Happy Independence Day!
We hope you have a wonderful and healthy holiday.
Just a reminder – we will be closed for the holiday on Thursday, July 4th and Friday, July 5th.
Please feel free to give us a call today or tomorrow with any scheduling questions!
Last chance to take part in our Patient Appreciation Month promotions!
Can exercise help lower the risk of RA?
Studies of rheumatoid arthritis (RA) suggest that regular exercise can both lower the risk of RA in women and benefit women currently suffering from RA.
From yoga to gentle exercise (walking, swimming, cycling), physical activity has been found to benefit those suffering from chronic illness or pain. Some of these benefits include: better mood and mental health, stronger muscles and joints, and increased energy levels.
For more suggestions feel free to ask us at your next appointment.
Should you be skipping instead of running?
While skipping seems silly, it can be a great alternative to running.
According to the study, running produces nearly twice the impact on the kneecap that skipping does.
Skipping not only reduces the impact on joints but also produces a greater calorie burn – about 30% more than running!
Still not convinced?
79% of runners report at least one injury per year, usually related to the knees and lower extremities. Unlike the cyclical gait of running, skipping allows for a more natural gait.
Those with weak ankles and calves should consider a mix of both, since skipping may apply more pressure to these areas.

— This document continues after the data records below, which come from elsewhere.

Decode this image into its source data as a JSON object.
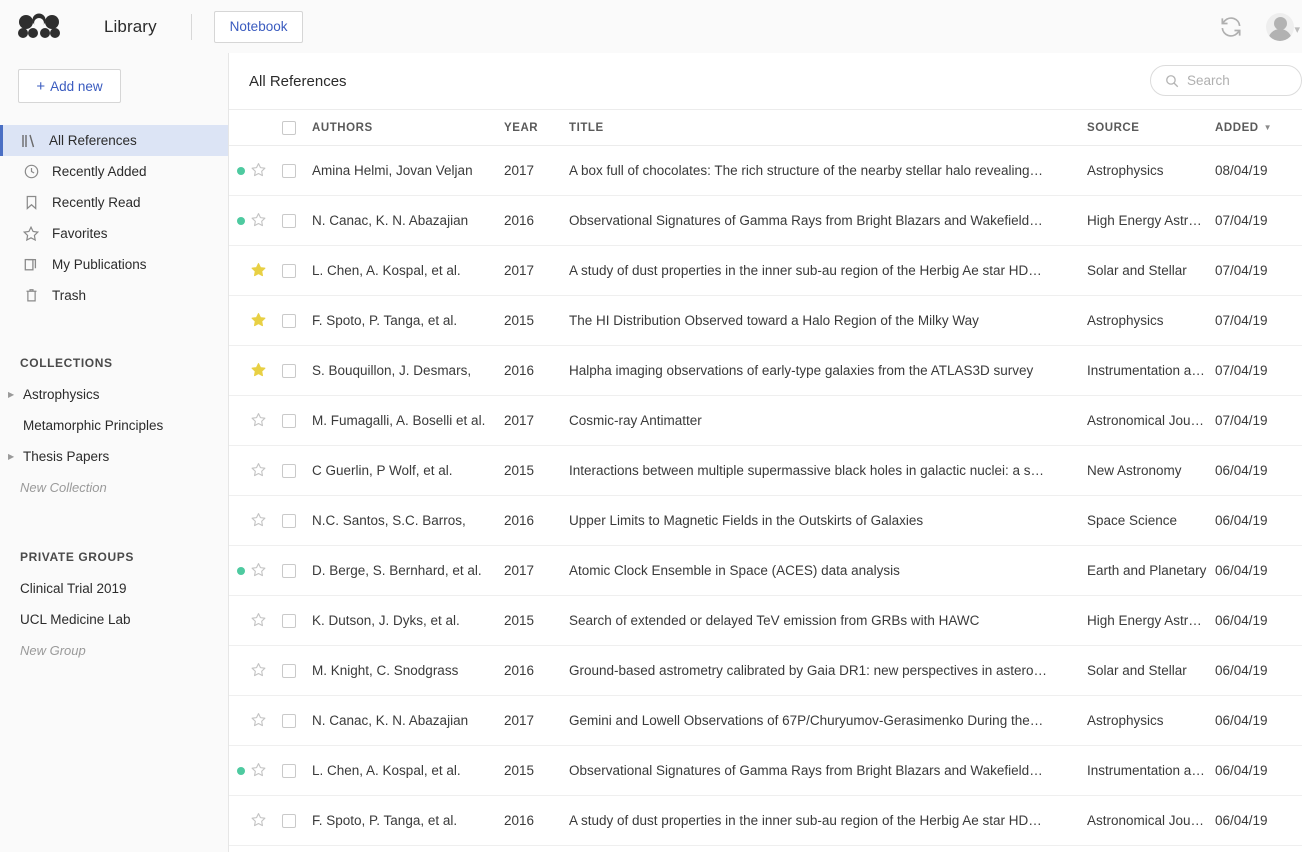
{
  "topbar": {
    "logo_name": "mendeley-logo",
    "app_title": "Library",
    "notebook_label": "Notebook",
    "sync_icon": "sync-icon",
    "avatar_label": "user-avatar"
  },
  "sidebar": {
    "add_new_label": "Add new",
    "add_new_plus": "+",
    "nav_items": [
      {
        "label": "All References",
        "icon": "all-references-icon",
        "active": true
      },
      {
        "label": "Recently Added",
        "icon": "clock-icon",
        "active": false
      },
      {
        "label": "Recently Read",
        "icon": "bookmark-icon",
        "active": false
      },
      {
        "label": "Favorites",
        "icon": "star-icon",
        "active": false
      },
      {
        "label": "My Publications",
        "icon": "documents-icon",
        "active": false
      },
      {
        "label": "Trash",
        "icon": "trash-icon",
        "active": false
      }
    ],
    "collections_title": "COLLECTIONS",
    "collections": [
      {
        "label": "Astrophysics",
        "expandable": true
      },
      {
        "label": "Metamorphic Principles",
        "expandable": false
      },
      {
        "label": "Thesis Papers",
        "expandable": true
      }
    ],
    "new_collection_label": "New Collection",
    "groups_title": "PRIVATE GROUPS",
    "groups": [
      {
        "label": "Clinical Trial 2019"
      },
      {
        "label": "UCL Medicine Lab"
      }
    ],
    "new_group_label": "New Group"
  },
  "main": {
    "title": "All References",
    "search_placeholder": "Search",
    "search_value": "",
    "columns": {
      "authors": "AUTHORS",
      "year": "YEAR",
      "title": "TITLE",
      "source": "SOURCE",
      "added": "ADDED"
    },
    "sort_column": "ADDED",
    "sort_direction": "desc",
    "rows": [
      {
        "unread": true,
        "favorite": false,
        "checked": false,
        "authors": "Amina Helmi, Jovan Veljan",
        "year": "2017",
        "title": "A box full of chocolates: The rich structure of the nearby stellar halo revealing…",
        "source": "Astrophysics",
        "added": "08/04/19"
      },
      {
        "unread": true,
        "favorite": false,
        "checked": false,
        "authors": "N. Canac, K. N. Abazajian",
        "year": "2016",
        "title": "Observational Signatures of Gamma Rays from Bright Blazars and Wakefield…",
        "source": "High Energy Astro…",
        "added": "07/04/19"
      },
      {
        "unread": false,
        "favorite": true,
        "checked": false,
        "authors": "L. Chen, A. Kospal, et al.",
        "year": "2017",
        "title": "A study of dust properties in the inner sub-au region of the Herbig Ae star HD…",
        "source": "Solar and Stellar",
        "added": "07/04/19"
      },
      {
        "unread": false,
        "favorite": true,
        "checked": false,
        "authors": "F. Spoto, P. Tanga, et al.",
        "year": "2015",
        "title": "The HI Distribution Observed toward a Halo Region of the Milky Way",
        "source": "Astrophysics",
        "added": "07/04/19"
      },
      {
        "unread": false,
        "favorite": true,
        "checked": false,
        "authors": "S. Bouquillon, J. Desmars,",
        "year": "2016",
        "title": "Halpha imaging observations of early-type galaxies from the ATLAS3D survey",
        "source": "Instrumentation an…",
        "added": "07/04/19"
      },
      {
        "unread": false,
        "favorite": false,
        "checked": false,
        "authors": "M. Fumagalli, A. Boselli et al.",
        "year": "2017",
        "title": "Cosmic-ray Antimatter",
        "source": "Astronomical Jour…",
        "added": "07/04/19"
      },
      {
        "unread": false,
        "favorite": false,
        "checked": false,
        "authors": "C Guerlin, P Wolf, et al.",
        "year": "2015",
        "title": "Interactions between multiple supermassive black holes in galactic nuclei: a s…",
        "source": "New Astronomy",
        "added": "06/04/19"
      },
      {
        "unread": false,
        "favorite": false,
        "checked": false,
        "authors": "N.C. Santos, S.C. Barros,",
        "year": "2016",
        "title": "Upper Limits to Magnetic Fields in the Outskirts of Galaxies",
        "source": "Space Science",
        "added": "06/04/19"
      },
      {
        "unread": true,
        "favorite": false,
        "checked": false,
        "authors": "D. Berge, S. Bernhard, et al.",
        "year": "2017",
        "title": "Atomic Clock Ensemble in Space (ACES) data analysis",
        "source": "Earth and Planetary",
        "added": "06/04/19"
      },
      {
        "unread": false,
        "favorite": false,
        "checked": false,
        "authors": "K. Dutson, J. Dyks, et al.",
        "year": "2015",
        "title": "Search of extended or delayed TeV emission from GRBs with HAWC",
        "source": "High Energy Astro…",
        "added": "06/04/19"
      },
      {
        "unread": false,
        "favorite": false,
        "checked": false,
        "authors": "M. Knight, C. Snodgrass",
        "year": "2016",
        "title": "Ground-based astrometry calibrated by Gaia DR1: new perspectives in astero…",
        "source": "Solar and Stellar",
        "added": "06/04/19"
      },
      {
        "unread": false,
        "favorite": false,
        "checked": false,
        "authors": "N. Canac, K. N. Abazajian",
        "year": "2017",
        "title": "Gemini and Lowell Observations of 67P/Churyumov-Gerasimenko During the…",
        "source": "Astrophysics",
        "added": "06/04/19"
      },
      {
        "unread": true,
        "favorite": false,
        "checked": false,
        "authors": "L. Chen, A. Kospal, et al.",
        "year": "2015",
        "title": "Observational Signatures of Gamma Rays from Bright Blazars and Wakefield…",
        "source": "Instrumentation an…",
        "added": "06/04/19"
      },
      {
        "unread": false,
        "favorite": false,
        "checked": false,
        "authors": "F. Spoto, P. Tanga, et al.",
        "year": "2016",
        "title": "A study of dust properties in the inner sub-au region of the Herbig Ae star HD…",
        "source": "Astronomical Jour…",
        "added": "06/04/19"
      }
    ]
  },
  "colors": {
    "accent_blue": "#3a5bbf",
    "selection_blue": "#dce4f5",
    "unread_green": "#4ecaa0",
    "favorite_yellow": "#e8d044"
  }
}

Why don’t you give it a try? (And let us know – we’re curious.)